Entries taken from a collection:
▶
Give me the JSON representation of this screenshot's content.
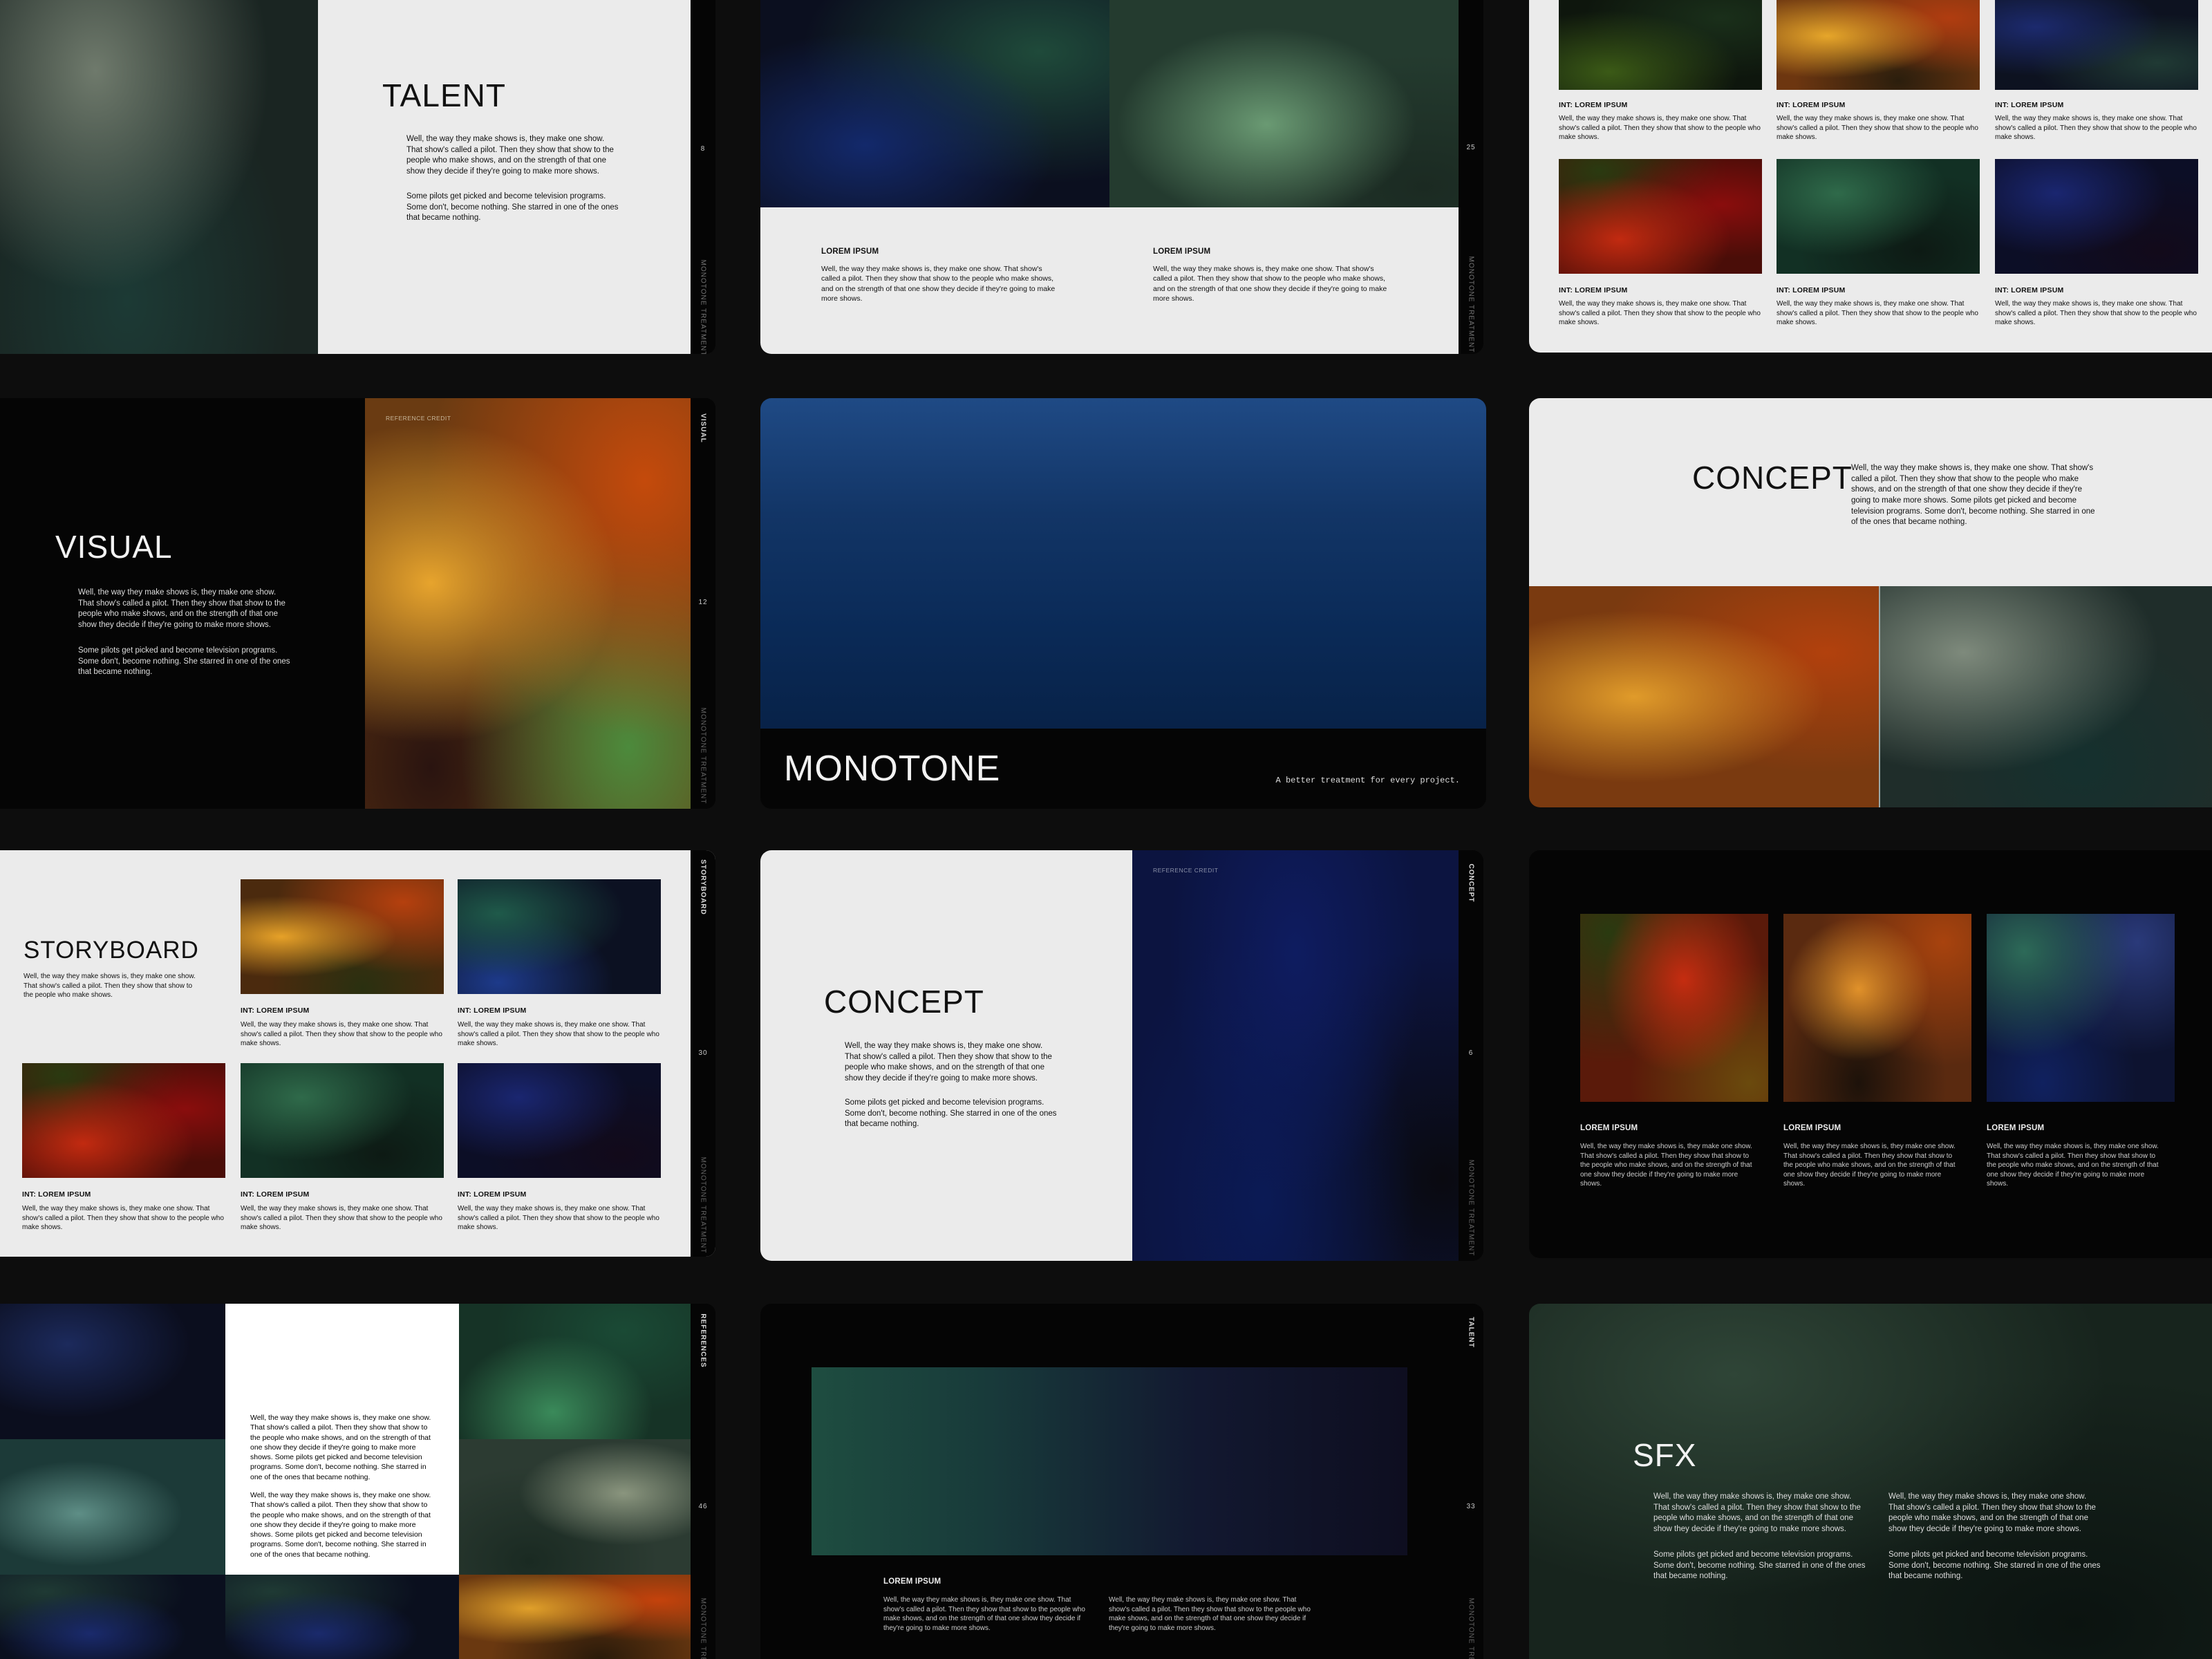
{
  "footer_text": "MONOTONE TREATMENT",
  "reference_credit": "REFERENCE CREDIT",
  "para_long": "Well, the way they make shows is, they make one show. That show's called a pilot. Then they show that show to the people who make shows, and on the strength of that one show they decide if they're going to make more shows.",
  "para_short": "Some pilots get picked and become television programs. Some don't, become nothing. She starred in one of the ones that became nothing.",
  "para_storyboard": "Well, the way they make shows is, they make one show. That show's called a pilot. Then they show that show to the people who make shows.",
  "para_combined": "Well, the way they make shows is, they make one show. That show's called a pilot. Then they show that show to the people who make shows, and on the strength of that one show they decide if they're going to make more shows. Some pilots get picked and become television programs. Some don't, become nothing. She starred in one of the ones that became nothing.",
  "caption_lorem": "LOREM IPSUM",
  "caption_int": "INT: LOREM IPSUM",
  "slides": {
    "talent": {
      "title": "TALENT",
      "page": "8"
    },
    "lorem_grid": {
      "page": "25"
    },
    "visual": {
      "title": "VISUAL",
      "page": "12",
      "side": "VISUAL"
    },
    "cover": {
      "title": "MONOTONE",
      "tagline": "A better treatment for every project."
    },
    "concept_right": {
      "title": "CONCEPT"
    },
    "storyboard": {
      "title": "STORYBOARD",
      "page": "30",
      "side": "STORYBOARD"
    },
    "concept_mid": {
      "title": "CONCEPT",
      "page": "6",
      "side": "CONCEPT"
    },
    "references": {
      "page": "46",
      "side": "REFERENCES"
    },
    "talent_two": {
      "page": "33",
      "side": "TALENT"
    },
    "sfx": {
      "title": "SFX"
    }
  }
}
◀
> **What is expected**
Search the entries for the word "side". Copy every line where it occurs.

> **Finished exercise**
      "side": "VISUAL"
      "side": "STORYBOARD"
      "side": "CONCEPT"
      "side": "REFERENCES"
      "side": "TALENT"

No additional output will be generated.